University of Rochester, Nova Scotia first known MOVEit victims in North America
The government of Nova Scotia and the University of Rochester are the first organizations in North America to confirm data theft as a result of the exploitation of a new vulnerability affecting popular file transfer tool MOVEit.
On Sunday, the government of Nova Scotia, a small province in eastern Canada, warned that the personal information of some residents was accessed “as part of a global security issue with a file transfer service called MOVEit.”
Officials are still in the process of determining what information was stolen and how many people are affected.
“Nova Scotians will have questions, and we do, too. Our staff are working hard to figure that out now,” said Cyber Security and Digital Solutions Minister Colton LeBlanc. “I know this will make some people anxious, at a time when no one needs more anxiety. We will share more information with Nova Scotians as soon as we can.”

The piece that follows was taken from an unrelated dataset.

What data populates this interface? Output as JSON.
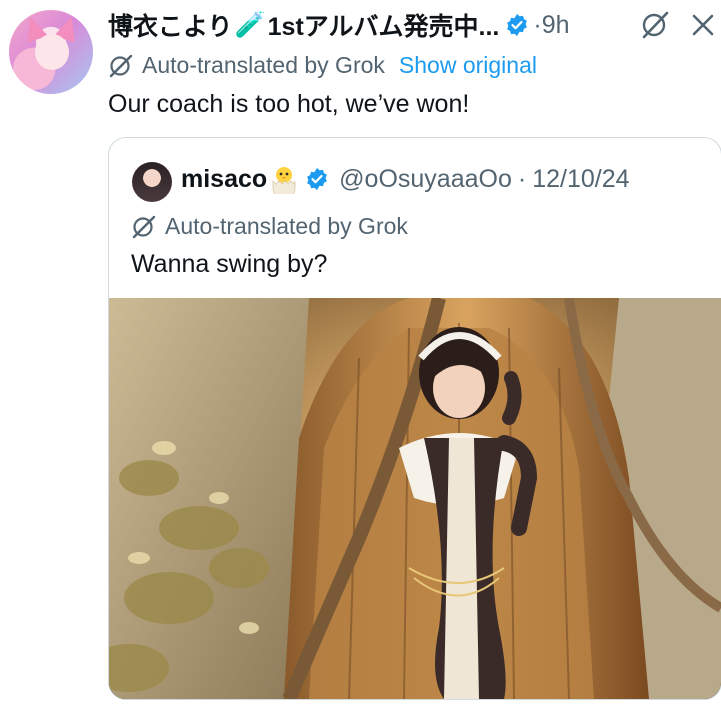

The province said it was informed of the issue on June 1 by Progress, the company that runs MOVEit. They immediately took the system offline and installed a security update but “became aware that further investigation was needed” the following day.
Officials said they use the file transfer system to share information more efficiently among government agencies. Residents of the province will be contacted directly if their information was involved.
The University of Rochester published its own statement on June 2 saying it is in the process of investigating a cybersecurity incident that “resulted from a software vulnerability in a product provided by a third-party file transfer company.”
The university said the vulnerability has impacted “approximately 2,500 organizations worldwide” but it is unclear whether they pulled that figure from news reports or were told that by the company itself.
“The University takes your privacy and the safeguarding of our data and systems extremely seriously and our University IT staff is working closely with the FBI and an outside data forensic firm to determine what information was compromised and what possible actions need to be taken,” the New York school of more than 12,000 students said.
“At this time, we believe faculty, staff, and students could be impacted, but we do not yet know the full scope of the impact to University community members or which personal data was accessed, as the investigation is ongoing.”
They urged everyone to change passwords, use multifactor authentication and check credit cards for any suspicious activity.
Since the vulnerability was discovered last week, a stream of companies have announced data breaches, including the BBC, British Airways and the Irish carrier Aer Lingus. They confirmed that the personal data of their staff was exposed to hackers following a cyber incident impacting their payroll provider Zellis.
The attack on Zellis involved the exploitation of the MOVEit zero-day, which is being tracked as CVE-2023-34362.
Recorded Future ransomware expert Allan Liska said that if Clop’s handling of the MOVEit situation resembles the GoAnywhere attacks, they “likely aren't trying to encrypt any systems on the victim's network.”
“Instead, this is probably a ‘steal and extort’ attack,” he said.
“While they are probably still sorting through the data to compile a full list of victims, there will also be a delay in posting victims to their extortion site, just as there was with the GoAnywhere attack, as they attempt to negotiate a payment.”
In a statement to Recorded Future News, a MOVEit spokesperson said it promptly launched an investigation after the vulnerability was discovered and alerted customers immediately.
The company says it “disabled web access to MOVEit Cloud to protect our Cloud customers, developed a security patch to address the vulnerability, made it available to our MOVEit Transfer customers, and patched and re-enabled MOVEit Cloud, all within 48 hours.”
“We have also implemented a series of third-party validations to ensure the patch has corrected the exploit,” the spokesperson said.
“We are continuing to work with industry-leading cybersecurity experts to investigate the issue and ensure we take all appropriate response measures. We have engaged with federal law enforcement and other agencies with respect to the vulnerability.”
Cybersecurity expert Kevin Beaumont and several other researchers have warned that dozens of state and federal agencies in the U.S. use MOVEit, potentially exposing troves of sensitive documents.
Jonathan Greig is a Breaking News Reporter at Recorded Future News. Jonathan has worked across the globe as a journalist since 2014. Before moving back to New York City, he worked for news outlets in South Africa, Jordan and Cambodia. He previously covered cybersecurity at ZDNet and TechRepublic.